• [INSTRUCTIONS FOR THE TASK]
If a record holds a picture, please leave the picture out and copy the rest of the record exactly.

*** THE INPUT ***

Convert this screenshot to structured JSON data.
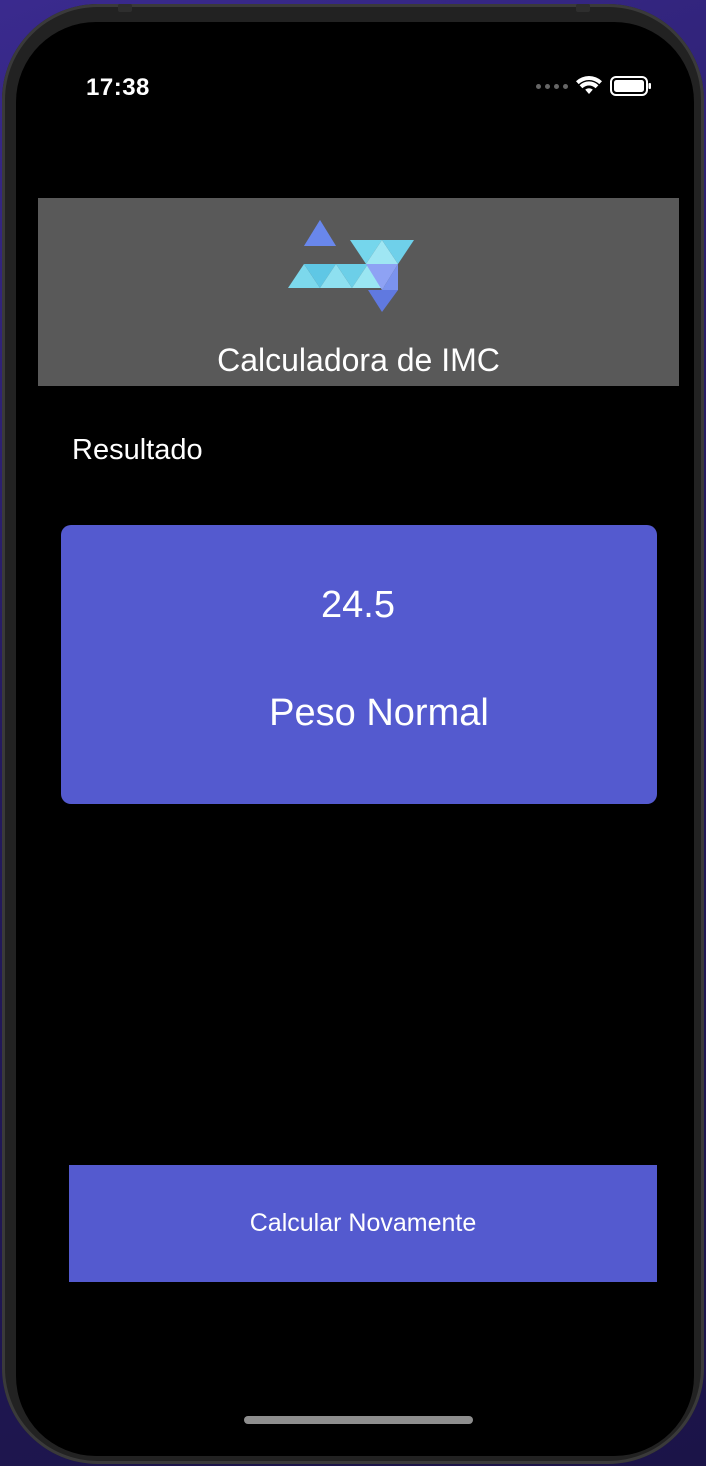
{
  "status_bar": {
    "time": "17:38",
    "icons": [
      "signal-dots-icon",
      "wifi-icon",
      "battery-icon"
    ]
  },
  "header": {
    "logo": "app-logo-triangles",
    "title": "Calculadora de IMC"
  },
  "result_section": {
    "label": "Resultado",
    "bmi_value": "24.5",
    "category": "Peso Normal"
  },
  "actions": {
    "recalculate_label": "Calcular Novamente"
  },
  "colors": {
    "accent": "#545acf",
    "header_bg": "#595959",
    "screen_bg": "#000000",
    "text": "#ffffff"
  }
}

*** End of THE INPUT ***

• [EXPECTED ANSWER]
Convert this screenshot to structured JSON data.
{
  "status_bar": {
    "time": "17:38",
    "icons": [
      "signal-dots-icon",
      "wifi-icon",
      "battery-icon"
    ]
  },
  "header": {
    "logo": "app-logo-triangles",
    "title": "Calculadora de IMC"
  },
  "result_section": {
    "label": "Resultado",
    "bmi_value": "24.5",
    "category": "Peso Normal"
  },
  "actions": {
    "recalculate_label": "Calcular Novamente"
  },
  "colors": {
    "accent": "#545acf",
    "header_bg": "#595959",
    "screen_bg": "#000000",
    "text": "#ffffff"
  }
}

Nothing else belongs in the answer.